▶ [EXERCISE DETAILS] Whenever a line of the entries below holds the string "icon", copy that line and return it.

▶ [DATA EXTRACTS]
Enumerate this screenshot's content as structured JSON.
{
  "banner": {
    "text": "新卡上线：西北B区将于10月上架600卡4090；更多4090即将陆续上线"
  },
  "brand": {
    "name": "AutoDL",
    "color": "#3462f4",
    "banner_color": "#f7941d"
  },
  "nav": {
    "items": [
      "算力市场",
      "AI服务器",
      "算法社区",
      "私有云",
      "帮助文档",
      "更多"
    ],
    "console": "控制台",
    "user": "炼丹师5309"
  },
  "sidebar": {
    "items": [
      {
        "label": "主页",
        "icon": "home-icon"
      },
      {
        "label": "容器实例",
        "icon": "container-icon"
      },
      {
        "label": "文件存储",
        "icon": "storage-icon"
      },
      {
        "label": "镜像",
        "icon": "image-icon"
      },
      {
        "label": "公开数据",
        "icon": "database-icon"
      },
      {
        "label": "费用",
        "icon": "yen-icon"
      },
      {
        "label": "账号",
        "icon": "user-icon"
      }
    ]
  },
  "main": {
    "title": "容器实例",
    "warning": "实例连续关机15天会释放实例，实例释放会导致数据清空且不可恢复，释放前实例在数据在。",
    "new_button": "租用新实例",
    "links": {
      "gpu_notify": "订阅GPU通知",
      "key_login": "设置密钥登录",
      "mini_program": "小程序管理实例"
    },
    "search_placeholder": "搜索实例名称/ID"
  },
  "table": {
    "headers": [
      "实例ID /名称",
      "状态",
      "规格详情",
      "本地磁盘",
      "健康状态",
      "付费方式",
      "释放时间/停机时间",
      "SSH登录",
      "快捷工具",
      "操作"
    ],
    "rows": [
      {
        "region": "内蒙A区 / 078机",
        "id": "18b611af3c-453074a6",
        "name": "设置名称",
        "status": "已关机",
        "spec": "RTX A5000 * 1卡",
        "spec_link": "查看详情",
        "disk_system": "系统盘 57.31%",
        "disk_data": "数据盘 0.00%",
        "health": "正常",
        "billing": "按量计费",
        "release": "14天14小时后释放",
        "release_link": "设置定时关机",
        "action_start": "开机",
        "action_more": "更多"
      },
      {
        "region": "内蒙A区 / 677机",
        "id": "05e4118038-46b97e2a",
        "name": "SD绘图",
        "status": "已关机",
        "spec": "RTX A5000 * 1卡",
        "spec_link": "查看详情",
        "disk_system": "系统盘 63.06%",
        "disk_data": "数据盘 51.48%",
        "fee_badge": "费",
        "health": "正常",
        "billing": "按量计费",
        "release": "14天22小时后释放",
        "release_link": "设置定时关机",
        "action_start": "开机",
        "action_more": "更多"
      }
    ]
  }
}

▶ [RESULT OF THE TASK]
        "icon": "home-icon"
        "icon": "container-icon"
        "icon": "storage-icon"
        "icon": "image-icon"
        "icon": "database-icon"
        "icon": "yen-icon"
        "icon": "user-icon"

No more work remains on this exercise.